|By Andrew McDonald | 3 years ago|
Researchers who have analyzed the chemical fingerprints of life in ancient rocks find that during the 15 million years between two “snowball Earths” — when glaciation periods covered the planet in ice from the poles to the equator 700 million and 659 million years ago — life made the transition from microbes to multicellular forms.
Jochen J. Brooks, a geologist from Australia National University in Canberra, and his colleagues analyzed traces left by cell membranes in rocks up to one billion years old, a report by Ars Technica said. By looking at the chemical changes in the membranes, the researchers saw a marked increase of new, larger forms of sea plankton algae in the warming waters after the first total glaciation, called the Sturtian snowball.
The team suggests that life got a kick-start from the huge amounts of nutrients and carbon dumped into the oceans by melting glaciers.
“Such massive burial of reduced carbon must have been balanced by a net release of oxygen into the atmosphere, initiating the protracted oxygenation of Neoproterozoic deep oceans,” the scientists write.

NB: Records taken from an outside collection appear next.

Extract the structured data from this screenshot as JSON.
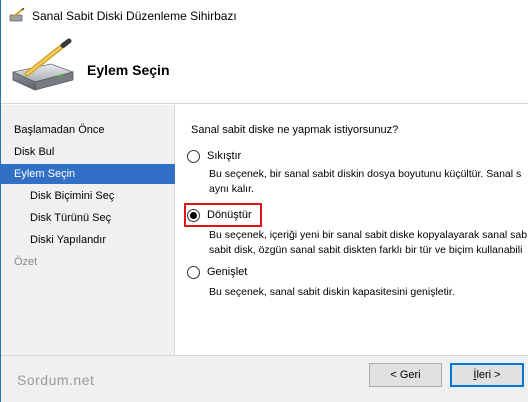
{
  "window": {
    "title": "Sanal Sabit Diski Düzenleme Sihirbazı",
    "page_title": "Eylem Seçin"
  },
  "steps": [
    {
      "label": "Başlamadan Önce",
      "state": "normal"
    },
    {
      "label": "Disk Bul",
      "state": "normal"
    },
    {
      "label": "Eylem Seçin",
      "state": "active"
    },
    {
      "label": "Disk Biçimini Seç",
      "state": "normal"
    },
    {
      "label": "Disk Türünü Seç",
      "state": "normal"
    },
    {
      "label": "Diski Yapılandır",
      "state": "normal"
    },
    {
      "label": "Özet",
      "state": "disabled"
    }
  ],
  "content": {
    "question": "Sanal sabit diske ne yapmak istiyorsunuz?",
    "options": [
      {
        "label": "Sıkıştır",
        "checked": false,
        "description": [
          "Bu seçenek, bir sanal sabit diskin dosya boyutunu küçültür. Sanal s",
          "aynı kalır."
        ]
      },
      {
        "label": "Dönüştür",
        "checked": true,
        "description": [
          "Bu seçenek, içeriği yeni bir sanal sabit diske kopyalayarak sanal sab",
          "sabit disk, özgün sanal sabit diskten farklı bir tür ve biçim kullanabili"
        ]
      },
      {
        "label": "Genişlet",
        "checked": false,
        "description": [
          "Bu seçenek, sanal sabit diskin kapasitesini genişletir."
        ]
      }
    ]
  },
  "footer": {
    "watermark": "Sordum.net",
    "back_label": "< Geri",
    "next_label_pre": "İ",
    "next_label_rest": "leri >"
  },
  "colors": {
    "selection": "#3170c6",
    "highlight_box": "#e01414",
    "panel_bg": "#f0f0f0"
  }
}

The increased oxygen in the oceans likely led to an increase in phosphorous, which is one of the key building blocks of DNA. As more complex life forms life algae diversified, others evolved to prey on them. Then, when the climate stabilized about 550 million years ago, the geological record shows the emergence of animals with internal organs, heads, and tails.
The study is published in the journal Nature.